As Easter holidays begin, boaters are reminded to navigate with extra care as there is a lot more than water in most waterways across NSW.

NSW Maritime Executive Director Andrew Mogg said there was still a large amount of submerged and semi-submerged debris which presented potential safety hazards from recent flooding and heavy rain.

“The Easter period and school holidays are traditionally one of the busiest times on the water. We would ask for safety reasons that people think carefully before they go out, particularly in the hardest hit waterways such as the Hawkesbury,” Mr Mogg said.

“We are still seeing a lot of debris including trees, large pieces of building materials, livestock, sofas and water tanks, swirling through the river system.

“There are literally hundreds of navigation markers which have been washed out of their location, meaning things like identified hazards and marked channels are currently not marked.

“Some of these are travelling an incredible distance. For example, this week we retrieved a starboard buoy from Watsons Bay after a massive 260 kilometre journey from the Manning River in northern NSW.

“To keep safe, skippers need to remember to use other means of navigating, such as maps and on board navigation systems in the meantime.

“As always, boaters are reminded to wear a lifejacket at all times – especially since the current conditions are presenting so many unknowns. A lifejacket can only save your life if you’re wearing it.”

“While the full audit of missing or out of location navigation markers is yet to be completed, we are expected more than 300 individual markers to need replacing or relocating.

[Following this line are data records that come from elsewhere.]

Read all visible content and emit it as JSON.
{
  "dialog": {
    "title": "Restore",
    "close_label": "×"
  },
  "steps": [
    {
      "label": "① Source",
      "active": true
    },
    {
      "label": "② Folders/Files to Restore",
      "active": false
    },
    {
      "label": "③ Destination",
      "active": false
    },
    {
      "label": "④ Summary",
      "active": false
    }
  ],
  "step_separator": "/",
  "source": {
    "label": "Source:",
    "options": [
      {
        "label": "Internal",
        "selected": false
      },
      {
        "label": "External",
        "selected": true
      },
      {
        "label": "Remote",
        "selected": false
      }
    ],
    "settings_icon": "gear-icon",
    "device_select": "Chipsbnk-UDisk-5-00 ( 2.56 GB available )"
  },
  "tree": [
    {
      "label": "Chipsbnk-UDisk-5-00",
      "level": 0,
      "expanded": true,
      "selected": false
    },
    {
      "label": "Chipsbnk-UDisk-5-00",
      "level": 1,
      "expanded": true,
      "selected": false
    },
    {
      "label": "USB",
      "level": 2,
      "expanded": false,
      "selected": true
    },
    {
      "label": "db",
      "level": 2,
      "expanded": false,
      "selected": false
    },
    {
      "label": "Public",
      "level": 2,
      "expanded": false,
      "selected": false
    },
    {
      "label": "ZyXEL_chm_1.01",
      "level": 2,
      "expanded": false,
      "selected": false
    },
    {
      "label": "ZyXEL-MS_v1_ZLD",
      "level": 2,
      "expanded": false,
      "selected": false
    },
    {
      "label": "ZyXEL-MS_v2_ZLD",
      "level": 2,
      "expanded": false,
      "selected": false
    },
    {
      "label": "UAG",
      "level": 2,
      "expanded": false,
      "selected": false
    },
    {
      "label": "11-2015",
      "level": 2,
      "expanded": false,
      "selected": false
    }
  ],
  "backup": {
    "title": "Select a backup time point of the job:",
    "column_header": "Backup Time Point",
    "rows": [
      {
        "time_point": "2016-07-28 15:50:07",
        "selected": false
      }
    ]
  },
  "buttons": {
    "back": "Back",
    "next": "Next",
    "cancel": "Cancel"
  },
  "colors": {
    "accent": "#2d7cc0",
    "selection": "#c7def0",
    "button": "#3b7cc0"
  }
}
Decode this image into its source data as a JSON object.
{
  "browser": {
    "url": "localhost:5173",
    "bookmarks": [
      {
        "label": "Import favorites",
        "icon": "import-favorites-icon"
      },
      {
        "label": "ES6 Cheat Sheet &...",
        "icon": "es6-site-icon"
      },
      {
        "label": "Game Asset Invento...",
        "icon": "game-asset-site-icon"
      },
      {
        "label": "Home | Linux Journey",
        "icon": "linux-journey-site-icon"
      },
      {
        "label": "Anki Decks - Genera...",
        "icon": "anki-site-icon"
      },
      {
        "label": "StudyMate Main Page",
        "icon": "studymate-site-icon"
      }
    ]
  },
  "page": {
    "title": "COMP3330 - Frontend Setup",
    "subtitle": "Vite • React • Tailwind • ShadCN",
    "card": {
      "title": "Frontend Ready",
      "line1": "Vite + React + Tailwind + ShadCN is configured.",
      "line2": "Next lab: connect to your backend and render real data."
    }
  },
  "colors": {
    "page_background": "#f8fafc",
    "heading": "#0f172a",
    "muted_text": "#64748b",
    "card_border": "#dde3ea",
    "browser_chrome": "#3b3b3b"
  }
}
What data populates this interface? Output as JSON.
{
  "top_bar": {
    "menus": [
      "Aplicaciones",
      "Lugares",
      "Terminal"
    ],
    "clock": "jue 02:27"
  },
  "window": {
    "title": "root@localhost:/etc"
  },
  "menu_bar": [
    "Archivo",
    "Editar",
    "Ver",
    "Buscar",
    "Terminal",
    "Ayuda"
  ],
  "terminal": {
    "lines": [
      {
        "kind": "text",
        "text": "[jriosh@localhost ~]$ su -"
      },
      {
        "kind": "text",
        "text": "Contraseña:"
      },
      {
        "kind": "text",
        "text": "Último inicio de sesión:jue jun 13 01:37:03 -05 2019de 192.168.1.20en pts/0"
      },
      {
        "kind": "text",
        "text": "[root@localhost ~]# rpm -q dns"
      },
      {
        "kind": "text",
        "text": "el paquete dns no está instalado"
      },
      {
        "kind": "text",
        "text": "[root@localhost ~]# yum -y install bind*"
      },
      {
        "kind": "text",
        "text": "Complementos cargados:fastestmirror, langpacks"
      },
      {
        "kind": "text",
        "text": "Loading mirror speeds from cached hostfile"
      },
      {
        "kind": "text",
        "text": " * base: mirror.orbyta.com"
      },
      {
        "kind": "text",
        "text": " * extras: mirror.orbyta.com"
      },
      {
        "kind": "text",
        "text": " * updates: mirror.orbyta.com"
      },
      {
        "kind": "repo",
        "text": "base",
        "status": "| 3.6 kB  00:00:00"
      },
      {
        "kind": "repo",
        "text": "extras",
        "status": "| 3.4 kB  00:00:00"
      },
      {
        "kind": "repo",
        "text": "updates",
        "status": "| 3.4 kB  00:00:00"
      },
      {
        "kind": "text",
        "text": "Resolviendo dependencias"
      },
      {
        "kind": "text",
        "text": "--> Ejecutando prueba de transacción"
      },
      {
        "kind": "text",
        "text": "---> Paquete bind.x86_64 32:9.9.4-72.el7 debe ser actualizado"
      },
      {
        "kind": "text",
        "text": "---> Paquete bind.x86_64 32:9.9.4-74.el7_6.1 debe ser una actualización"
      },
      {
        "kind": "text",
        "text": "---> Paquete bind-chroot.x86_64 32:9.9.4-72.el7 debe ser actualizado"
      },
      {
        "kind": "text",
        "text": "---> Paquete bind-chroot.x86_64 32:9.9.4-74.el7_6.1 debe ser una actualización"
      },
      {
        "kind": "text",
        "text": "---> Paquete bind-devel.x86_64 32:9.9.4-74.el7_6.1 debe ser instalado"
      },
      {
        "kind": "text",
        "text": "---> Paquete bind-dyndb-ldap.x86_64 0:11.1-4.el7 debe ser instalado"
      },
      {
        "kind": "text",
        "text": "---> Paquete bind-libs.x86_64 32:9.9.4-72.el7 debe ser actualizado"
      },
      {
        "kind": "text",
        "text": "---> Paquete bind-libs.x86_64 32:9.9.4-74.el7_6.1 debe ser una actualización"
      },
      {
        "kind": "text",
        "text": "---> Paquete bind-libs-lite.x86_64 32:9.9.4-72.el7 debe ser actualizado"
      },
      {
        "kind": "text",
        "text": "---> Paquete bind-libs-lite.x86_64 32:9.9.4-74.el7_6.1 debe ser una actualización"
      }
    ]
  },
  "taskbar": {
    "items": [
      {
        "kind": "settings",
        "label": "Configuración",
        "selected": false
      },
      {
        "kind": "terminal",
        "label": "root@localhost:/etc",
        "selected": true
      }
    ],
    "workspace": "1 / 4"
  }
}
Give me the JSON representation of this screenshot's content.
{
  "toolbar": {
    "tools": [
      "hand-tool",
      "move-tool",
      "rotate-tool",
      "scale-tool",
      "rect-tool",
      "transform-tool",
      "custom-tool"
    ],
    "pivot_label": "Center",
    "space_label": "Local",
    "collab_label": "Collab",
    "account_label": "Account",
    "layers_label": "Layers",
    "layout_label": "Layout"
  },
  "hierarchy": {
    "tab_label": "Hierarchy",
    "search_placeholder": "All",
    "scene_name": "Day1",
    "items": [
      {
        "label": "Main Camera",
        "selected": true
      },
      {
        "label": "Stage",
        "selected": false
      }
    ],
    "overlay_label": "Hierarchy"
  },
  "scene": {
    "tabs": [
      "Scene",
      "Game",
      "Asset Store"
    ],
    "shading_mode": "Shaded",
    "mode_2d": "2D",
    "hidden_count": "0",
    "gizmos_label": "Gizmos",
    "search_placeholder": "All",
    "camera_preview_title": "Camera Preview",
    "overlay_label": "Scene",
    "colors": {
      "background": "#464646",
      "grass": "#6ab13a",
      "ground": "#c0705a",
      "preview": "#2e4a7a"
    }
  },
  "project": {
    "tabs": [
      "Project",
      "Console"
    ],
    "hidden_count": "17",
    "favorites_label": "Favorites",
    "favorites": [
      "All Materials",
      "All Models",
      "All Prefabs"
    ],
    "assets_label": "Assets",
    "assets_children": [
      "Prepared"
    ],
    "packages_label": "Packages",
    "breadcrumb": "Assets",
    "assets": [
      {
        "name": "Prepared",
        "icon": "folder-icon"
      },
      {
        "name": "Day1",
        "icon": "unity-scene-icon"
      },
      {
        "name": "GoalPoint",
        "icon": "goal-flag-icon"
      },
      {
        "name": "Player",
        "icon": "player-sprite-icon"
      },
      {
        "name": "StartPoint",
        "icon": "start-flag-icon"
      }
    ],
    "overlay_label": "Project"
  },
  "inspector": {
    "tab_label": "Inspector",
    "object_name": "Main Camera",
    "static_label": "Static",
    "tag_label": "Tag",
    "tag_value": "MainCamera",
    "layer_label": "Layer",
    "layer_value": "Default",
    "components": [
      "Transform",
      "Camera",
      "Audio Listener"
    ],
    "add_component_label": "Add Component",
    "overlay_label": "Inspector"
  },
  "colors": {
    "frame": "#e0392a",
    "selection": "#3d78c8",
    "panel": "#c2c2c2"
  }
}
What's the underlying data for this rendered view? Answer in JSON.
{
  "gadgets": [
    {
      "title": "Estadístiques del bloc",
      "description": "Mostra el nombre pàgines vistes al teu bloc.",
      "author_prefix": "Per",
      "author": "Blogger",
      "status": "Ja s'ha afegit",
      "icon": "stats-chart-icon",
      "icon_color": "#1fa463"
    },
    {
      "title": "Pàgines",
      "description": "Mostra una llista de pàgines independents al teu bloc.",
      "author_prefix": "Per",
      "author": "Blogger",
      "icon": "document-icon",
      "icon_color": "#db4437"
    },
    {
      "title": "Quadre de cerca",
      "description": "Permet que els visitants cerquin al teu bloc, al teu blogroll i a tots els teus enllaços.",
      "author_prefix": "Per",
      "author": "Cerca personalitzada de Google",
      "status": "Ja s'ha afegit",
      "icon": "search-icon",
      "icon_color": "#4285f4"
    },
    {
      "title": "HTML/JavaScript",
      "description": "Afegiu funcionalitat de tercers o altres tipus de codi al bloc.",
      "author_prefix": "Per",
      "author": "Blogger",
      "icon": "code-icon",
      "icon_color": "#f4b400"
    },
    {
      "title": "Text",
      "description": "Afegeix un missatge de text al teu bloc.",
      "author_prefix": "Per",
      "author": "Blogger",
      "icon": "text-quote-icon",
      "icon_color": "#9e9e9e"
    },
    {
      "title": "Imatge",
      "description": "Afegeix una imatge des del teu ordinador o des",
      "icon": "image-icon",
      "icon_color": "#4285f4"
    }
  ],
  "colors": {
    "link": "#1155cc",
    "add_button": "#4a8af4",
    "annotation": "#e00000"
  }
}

“We have a lot of data in from northern rivers such as the Manning, Hasting, Clarence, Macleay, Tweed, Richmond, Nambucca, Bellingen and from Shoalhaven, Moruya and Pambula Lake in the south.”

However, Mr Mogg said the continuing high water levels have prevented our crews from completing the full audit of the Hawkesbury River navigation aids – it is by far the worst affected waterway by this 1 in 100 year flood event.

“Due to the large amount of debris still circulating in the river system, a temporary speed limit of 15 knots will apply until Wednesday 14 April for all waters west of the Hawkesbury River Rail Bridge at Brooklyn on the Hawkesbury River, the Nepean River and their tributaries,” he said.

NSW Maritime Boating Safety Officers will be out in force during the Easter period and school holidays as part of Operation Afloat and Alert, with a focus on ensuring skippers are keeping a proper lookout and operating to the conditions, as well as ensuring boaters are adhering to lifejacket wear requirements and carrying enough lifejackets for everyone on board.

For more information on boating safety and lifejacket wear, view

Above: With the rescue this morning of three boaters, and a boat hitting debris off Port Jackson last night, Marine Rescue NSW are asking boaters to take it easy on the water this Easter.